I noticed that Instacart has two potential solutions in the oven and a third one that it's not going after but has the ingredients for.
Two subdirectories are quickly gaining visibility: /categories and /ideas (screenshot below). This is were Instacart is investing in new growth levers. The impact is not significant, yet, but can grow to a meaningful size.
The /categories directory houses over 16K category pages with the classic product overview, from frozen desserts to flatbreads. What makes this strategic decision so interesting is that Instacart taps into local SEO by ranking for near me queries (screenshot below).
As covered in previous articles, near me queries have become incredibly popular and pose a real opportunity for SEO. Against intuition, there are lots of near me queries for groceries as well.
The /ideas directory, however, is an interesting strategic shift because it steps into integrator territory: a content hub with guides, tutorials, and recipes.
This is a very different approach from aggregating products, stores, and categories because Instacart creates the content itself. This comes with different growth mechanics but makes a lot of sense from a product perspective because the content addresses real user needs and questions.
Using Clayton Christensen’s Jobs To Be Done model, we can derive that people don’t buy groceries just to stock them in their fridge but to cook dinners, celebrate birthday parties or achieve fitness goals.

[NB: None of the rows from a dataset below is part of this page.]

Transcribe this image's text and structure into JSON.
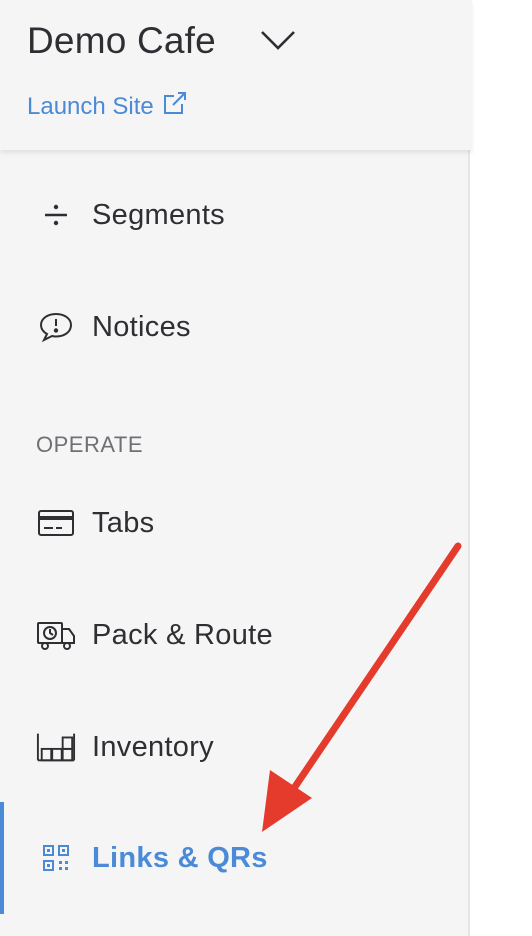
{
  "brand": {
    "name": "Demo Cafe",
    "launch_label": "Launch Site"
  },
  "nav": {
    "segments": "Segments",
    "notices": "Notices",
    "operate_section": "OPERATE",
    "tabs": "Tabs",
    "pack_route": "Pack & Route",
    "inventory": "Inventory",
    "links_qrs": "Links & QRs"
  },
  "colors": {
    "accent": "#4a8ad6",
    "annotation_arrow": "#e53b2c",
    "sidebar_bg": "#f5f5f6"
  }
}
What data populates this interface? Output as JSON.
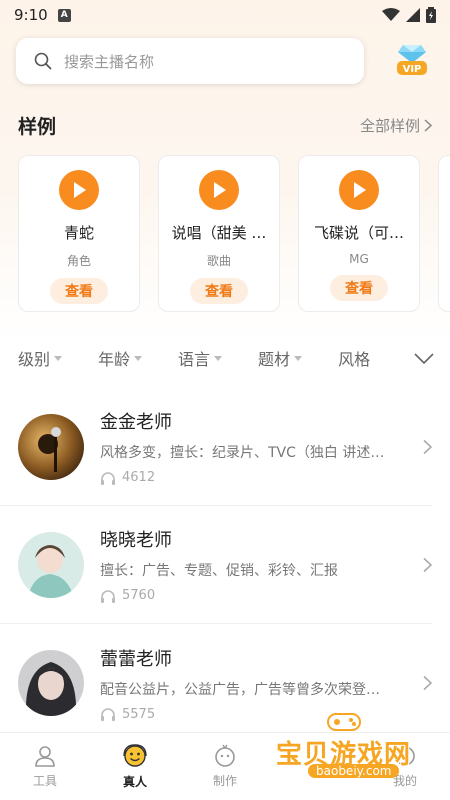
{
  "status_bar": {
    "time": "9:10",
    "notification_icon": "a-icon"
  },
  "search": {
    "placeholder": "搜索主播名称"
  },
  "vip": {
    "label": "VIP"
  },
  "samples_section": {
    "title": "样例",
    "more_label": "全部样例",
    "items": [
      {
        "name": "青蛇",
        "tag": "角色",
        "action": "查看"
      },
      {
        "name": "说唱（甜美 …",
        "tag": "歌曲",
        "action": "查看"
      },
      {
        "name": "飞碟说（可…",
        "tag": "MG",
        "action": "查看"
      }
    ]
  },
  "filters": [
    "级别",
    "年龄",
    "语言",
    "题材",
    "风格"
  ],
  "teachers": [
    {
      "name": "金金老师",
      "desc": "风格多变，擅长：纪录片、TVC（独白 讲述…",
      "plays": "4612"
    },
    {
      "name": "晓晓老师",
      "desc": "擅长：广告、专题、促销、彩铃、汇报",
      "plays": "5760"
    },
    {
      "name": "蕾蕾老师",
      "desc": "配音公益片，公益广告，广告等曾多次荣登…",
      "plays": "5575"
    }
  ],
  "tabbar": [
    {
      "label": "工具",
      "icon": "person-outline-icon",
      "active": false
    },
    {
      "label": "真人",
      "icon": "smiley-headset-icon",
      "active": true
    },
    {
      "label": "制作",
      "icon": "face-outline-icon",
      "active": false
    },
    {
      "label": "",
      "icon": "hidden-icon",
      "active": false
    },
    {
      "label": "我的",
      "icon": "profile-icon",
      "active": false
    }
  ],
  "watermark": {
    "text": "宝贝游戏网",
    "url": "baobeiy.com"
  },
  "colors": {
    "accent": "#f98c1f",
    "accent_text": "#f07a16",
    "accent_bg": "#fdeee0"
  }
}
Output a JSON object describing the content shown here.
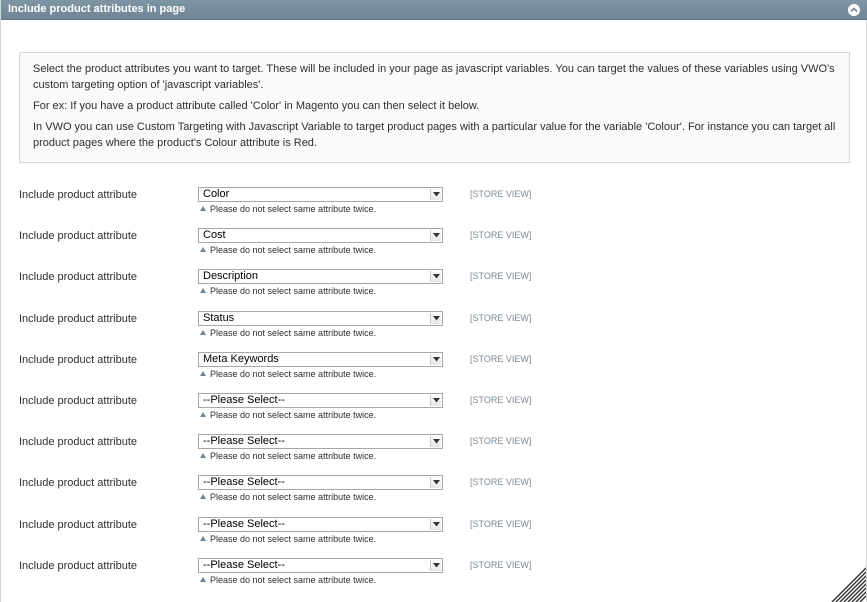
{
  "header": {
    "title": "Include product attributes in page"
  },
  "notice": {
    "p1": "Select the product attributes you want to target. These will be included in your page as javascript variables. You can target the values of these variables using VWO's custom targeting option of 'javascript variables'.",
    "p2": "For ex: If you have a product attribute called 'Color' in Magento you can then select it below.",
    "p3": "In VWO you can use Custom Targeting with Javascript Variable to target product pages with a particular value for the variable 'Colour'. For instance you can target all product pages where the product's Colour attribute is Red."
  },
  "rows": [
    {
      "label": "Include product attribute",
      "value": "Color",
      "hint": "Please do not select same attribute twice.",
      "scope": "[STORE VIEW]"
    },
    {
      "label": "Include product attribute",
      "value": "Cost",
      "hint": "Please do not select same attribute twice.",
      "scope": "[STORE VIEW]"
    },
    {
      "label": "Include product attribute",
      "value": "Description",
      "hint": "Please do not select same attribute twice.",
      "scope": "[STORE VIEW]"
    },
    {
      "label": "Include product attribute",
      "value": "Status",
      "hint": "Please do not select same attribute twice.",
      "scope": "[STORE VIEW]"
    },
    {
      "label": "Include product attribute",
      "value": "Meta Keywords",
      "hint": "Please do not select same attribute twice.",
      "scope": "[STORE VIEW]"
    },
    {
      "label": "Include product attribute",
      "value": "--Please Select--",
      "hint": "Please do not select same attribute twice.",
      "scope": "[STORE VIEW]"
    },
    {
      "label": "Include product attribute",
      "value": "--Please Select--",
      "hint": "Please do not select same attribute twice.",
      "scope": "[STORE VIEW]"
    },
    {
      "label": "Include product attribute",
      "value": "--Please Select--",
      "hint": "Please do not select same attribute twice.",
      "scope": "[STORE VIEW]"
    },
    {
      "label": "Include product attribute",
      "value": "--Please Select--",
      "hint": "Please do not select same attribute twice.",
      "scope": "[STORE VIEW]"
    },
    {
      "label": "Include product attribute",
      "value": "--Please Select--",
      "hint": "Please do not select same attribute twice.",
      "scope": "[STORE VIEW]"
    }
  ],
  "icons": {
    "collapse": "chevron-up-icon",
    "select_arrow": "chevron-down-icon",
    "hint": "triangle-up-icon",
    "resize": "resize-grip-icon"
  },
  "colors": {
    "header_bg": "#7e95a6",
    "scope_text": "#7d8a96"
  }
}
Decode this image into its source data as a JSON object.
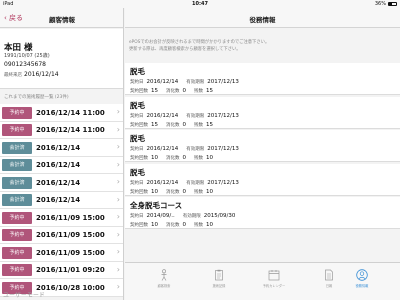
{
  "status_bar": {
    "device": "iPad",
    "time": "10:47",
    "battery": "36%"
  },
  "left": {
    "back_label": "戻る",
    "title": "顧客情報",
    "customer": {
      "name": "本田 様",
      "dob": "1991/10/07 (25歳)",
      "phone": "09012345678",
      "last_visit_label": "最終来店",
      "last_visit_date": "2016/12/14"
    },
    "history_header": "これまでの施術履歴一覧 (23件)",
    "history": [
      {
        "status": "予約中",
        "kind": "reserved",
        "date": "2016/12/14 11:00"
      },
      {
        "status": "予約中",
        "kind": "reserved",
        "date": "2016/12/14 11:00"
      },
      {
        "status": "会計済",
        "kind": "paid",
        "date": "2016/12/14"
      },
      {
        "status": "会計済",
        "kind": "paid",
        "date": "2016/12/14"
      },
      {
        "status": "会計済",
        "kind": "paid",
        "date": "2016/12/14"
      },
      {
        "status": "会計済",
        "kind": "paid",
        "date": "2016/12/14"
      },
      {
        "status": "予約中",
        "kind": "reserved",
        "date": "2016/11/09 15:00"
      },
      {
        "status": "予約中",
        "kind": "reserved",
        "date": "2016/11/09 15:00"
      },
      {
        "status": "予約中",
        "kind": "reserved",
        "date": "2016/11/09 15:00"
      },
      {
        "status": "予約中",
        "kind": "reserved",
        "date": "2016/11/01 09:20"
      },
      {
        "status": "予約中",
        "kind": "reserved",
        "date": "2016/10/28 10:00"
      }
    ],
    "mode_label": "ユーザーモード"
  },
  "right": {
    "title": "役務情報",
    "notice_line1": "ePOSでのお会計が反映されるまで時間がかかりますのでご注意下さい。",
    "notice_line2": "更新する際は、再度顧客検索から顧客を選択して下さい。",
    "labels": {
      "contract_date": "契約日",
      "expiry": "有効期限",
      "contract_count": "契約回数",
      "used_count": "消化数",
      "remaining": "残数"
    },
    "contracts": [
      {
        "name": "脱毛",
        "contract_date": "2016/12/14",
        "expiry": "2017/12/13",
        "contract_count": "15",
        "used_count": "0",
        "remaining": "15"
      },
      {
        "name": "脱毛",
        "contract_date": "2016/12/14",
        "expiry": "2017/12/13",
        "contract_count": "15",
        "used_count": "0",
        "remaining": "15"
      },
      {
        "name": "脱毛",
        "contract_date": "2016/12/14",
        "expiry": "2017/12/13",
        "contract_count": "10",
        "used_count": "0",
        "remaining": "10"
      },
      {
        "name": "脱毛",
        "contract_date": "2016/12/14",
        "expiry": "2017/12/13",
        "contract_count": "10",
        "used_count": "0",
        "remaining": "10"
      },
      {
        "name": "全身脱毛コース",
        "contract_date": "2014/09/..",
        "expiry": "2015/09/30",
        "contract_count": "10",
        "used_count": "0",
        "remaining": "10"
      }
    ],
    "tabs": [
      {
        "label": "顧客検索",
        "icon": "person-icon"
      },
      {
        "label": "施術記録",
        "icon": "clipboard-icon"
      },
      {
        "label": "予約カレンダー",
        "icon": "calendar-icon"
      },
      {
        "label": "日報",
        "icon": "document-icon"
      },
      {
        "label": "役務情報",
        "icon": "profile-icon",
        "active": true
      }
    ]
  },
  "colors": {
    "accent": "#b0335a",
    "reserved_badge": "#b0557a",
    "paid_badge": "#5e8d99",
    "active_tab": "#3a8fd6"
  }
}
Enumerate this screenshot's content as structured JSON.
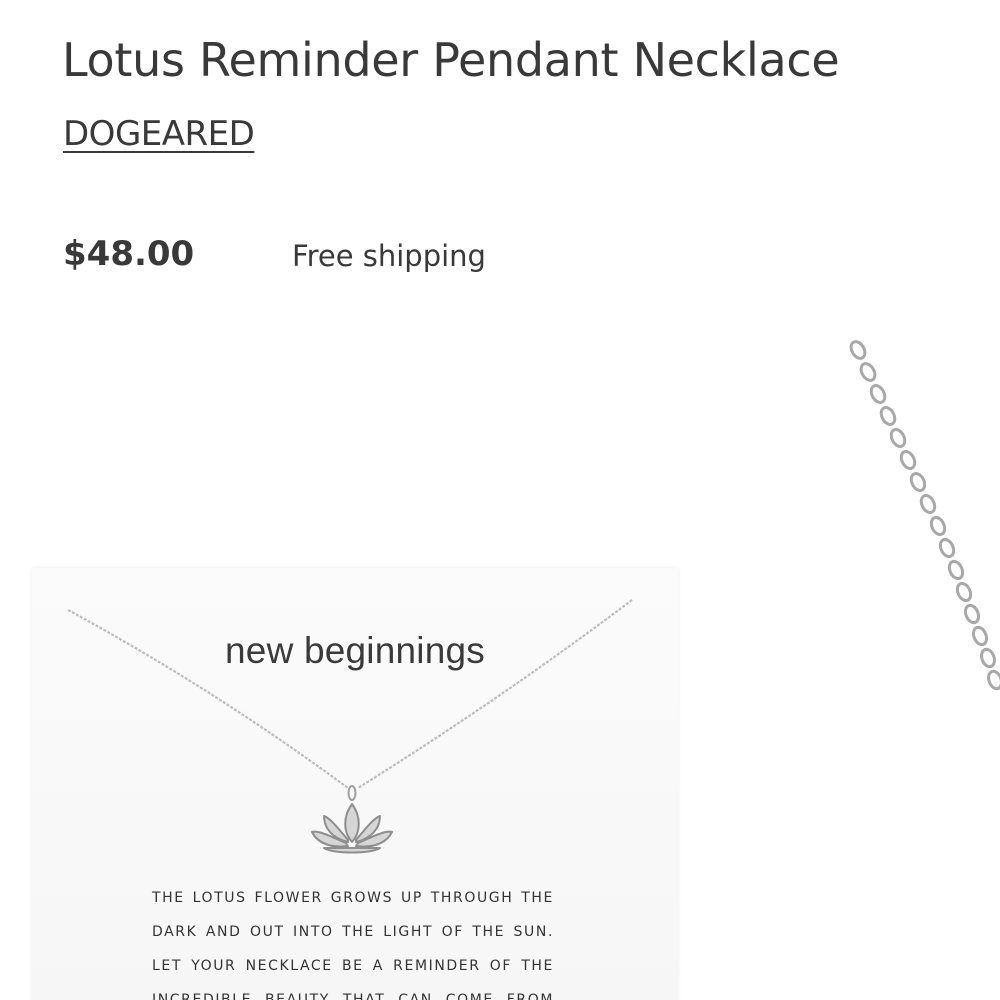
{
  "product": {
    "title": "Lotus Reminder Pendant Necklace",
    "brand": "DOGEARED",
    "price": "$48.00",
    "shipping": "Free shipping"
  },
  "gallery": {
    "image": {
      "card_heading": "new beginnings",
      "card_text_lines": [
        "THE LOTUS FLOWER GROWS UP THROUGH THE",
        "DARK AND OUT INTO THE LIGHT OF THE SUN.",
        "LET YOUR NECKLACE BE A REMINDER OF THE",
        "INCREDIBLE BEAUTY THAT CAN COME FROM"
      ]
    },
    "next_image_icon": "chain-close-up-image"
  },
  "colors": {
    "text": "#393939",
    "background": "#ffffff",
    "silver": "#b9b9b9"
  }
}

Covering these problems and offering a solution ties directly into Instacart’s core: buying groceries. It creates brand awareness and offers a point of conversion because buying groceries is the next logical step after reading a food prep guide or blueberry muffin recipe.
Instacart has one big SEO opportunity in front of it that could unlock further growth.
The opportunity: recipe search
Recipe search is typically dominated by food bloggers and publishers like Thekitchn, Delish, or Allrecipes. Why? Because it is (was?) a profitable niche with a low barrier to entry. In theory, everyone can write recipes, which is why it has become commodity content.
From a logical point of view, recipes could come from three types of sites:
- Kitchen utensil sellers
Those are the three types of players for which recipes make sense because the next step is to either buy a recipe book, utensils, or ingredients (groceries). Instacart could tap into this area but doesnt: Instacart has recipes in the store section but doesn’t let Google index it (blocked in robots.txt) and is currently not using recipe Schema.
The recipes are licensed from publishers, so there is a real chance that part of the deal is to not rank them in Google search. But Instacart could build out its own recipes and leverage them for search. From the outside this looks like a huge missed opportunity.
The traffic and business opportunity from ranking in recipe carousels could be significant. It’s a strategic SEO decision. The competitive advantage here is that instacart.com provides very relevant results because users can take the next step on the same site (buy ingredients) and Instacart doesn’t have to monetize through ads like publishers.
To spin this even further, Instacart could partner with celebrity chefs like Masterclass and match the recipes with the local store's inventory. Such partnerships would add to Instacart's brand credibility, and could be a good backlink play. They could build a competitive advantage and differentiate its content by forging exclusive partnerships.
Instacart is an exciting example of an aggregator that’s leveraging SEO well and expands into several directions. To break through its current traffic plateau, it has to make strategic SEO choices to venture into Integrator playbooks and open new growth levers in the recipe space.